▶ _Task requirements_
The lines below that include "Google" are to be found and copied.

▶ _Information supplied_

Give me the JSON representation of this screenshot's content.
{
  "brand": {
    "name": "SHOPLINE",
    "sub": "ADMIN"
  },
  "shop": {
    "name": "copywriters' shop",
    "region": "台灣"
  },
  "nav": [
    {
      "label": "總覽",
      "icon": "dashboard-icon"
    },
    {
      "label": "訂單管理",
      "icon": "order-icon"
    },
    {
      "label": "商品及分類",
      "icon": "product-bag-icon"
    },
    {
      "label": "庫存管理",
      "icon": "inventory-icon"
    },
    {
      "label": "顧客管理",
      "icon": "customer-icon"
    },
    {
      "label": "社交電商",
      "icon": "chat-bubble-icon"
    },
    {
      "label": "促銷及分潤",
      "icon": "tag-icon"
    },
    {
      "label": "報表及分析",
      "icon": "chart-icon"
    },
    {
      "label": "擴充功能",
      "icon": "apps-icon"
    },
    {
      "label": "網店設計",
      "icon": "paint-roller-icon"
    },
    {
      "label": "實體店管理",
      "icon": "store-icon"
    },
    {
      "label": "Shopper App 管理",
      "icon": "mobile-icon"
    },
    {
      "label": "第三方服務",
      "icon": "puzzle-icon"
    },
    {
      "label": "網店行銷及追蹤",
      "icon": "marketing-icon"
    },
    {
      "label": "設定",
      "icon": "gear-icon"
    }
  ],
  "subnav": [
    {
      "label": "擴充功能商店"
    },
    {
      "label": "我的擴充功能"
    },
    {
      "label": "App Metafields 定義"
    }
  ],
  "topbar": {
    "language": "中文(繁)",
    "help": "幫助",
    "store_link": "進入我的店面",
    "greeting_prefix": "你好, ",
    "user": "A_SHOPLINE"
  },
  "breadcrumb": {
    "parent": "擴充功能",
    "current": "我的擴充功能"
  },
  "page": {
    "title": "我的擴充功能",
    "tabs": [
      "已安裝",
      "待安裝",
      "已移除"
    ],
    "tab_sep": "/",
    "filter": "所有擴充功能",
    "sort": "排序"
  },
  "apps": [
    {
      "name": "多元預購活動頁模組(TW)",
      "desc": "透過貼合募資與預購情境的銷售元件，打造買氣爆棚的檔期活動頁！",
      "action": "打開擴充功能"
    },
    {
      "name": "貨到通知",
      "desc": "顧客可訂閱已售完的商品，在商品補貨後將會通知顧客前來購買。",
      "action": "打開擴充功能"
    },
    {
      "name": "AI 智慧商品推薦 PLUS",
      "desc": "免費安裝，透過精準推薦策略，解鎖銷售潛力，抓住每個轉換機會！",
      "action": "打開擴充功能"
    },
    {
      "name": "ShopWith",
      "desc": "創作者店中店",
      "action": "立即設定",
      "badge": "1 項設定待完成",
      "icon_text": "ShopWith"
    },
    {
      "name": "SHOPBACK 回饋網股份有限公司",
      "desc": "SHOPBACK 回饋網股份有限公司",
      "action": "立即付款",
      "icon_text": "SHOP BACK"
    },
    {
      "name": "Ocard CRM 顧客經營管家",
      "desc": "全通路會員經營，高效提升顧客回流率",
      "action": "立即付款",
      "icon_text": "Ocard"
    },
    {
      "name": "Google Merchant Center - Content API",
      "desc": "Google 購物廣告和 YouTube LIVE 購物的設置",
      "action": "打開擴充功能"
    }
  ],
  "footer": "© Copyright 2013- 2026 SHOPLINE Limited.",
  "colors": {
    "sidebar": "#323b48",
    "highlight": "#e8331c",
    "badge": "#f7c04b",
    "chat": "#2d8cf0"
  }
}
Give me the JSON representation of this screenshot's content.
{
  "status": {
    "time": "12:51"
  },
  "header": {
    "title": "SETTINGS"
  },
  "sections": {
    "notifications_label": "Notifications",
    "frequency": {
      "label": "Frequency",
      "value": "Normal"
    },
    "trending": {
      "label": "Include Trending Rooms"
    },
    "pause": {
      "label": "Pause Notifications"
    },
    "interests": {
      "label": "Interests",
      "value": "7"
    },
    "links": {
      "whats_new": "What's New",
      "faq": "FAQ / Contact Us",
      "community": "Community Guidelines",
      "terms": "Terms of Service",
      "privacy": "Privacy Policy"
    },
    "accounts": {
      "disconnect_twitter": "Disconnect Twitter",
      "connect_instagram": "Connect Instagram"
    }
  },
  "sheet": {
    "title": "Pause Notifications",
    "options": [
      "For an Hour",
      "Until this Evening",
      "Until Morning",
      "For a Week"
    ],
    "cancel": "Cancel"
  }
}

▶ _Expected answer_
      "name": "Google Merchant Center - Content API",
      "desc": "Google 購物廣告和 YouTube LIVE 購物的設置",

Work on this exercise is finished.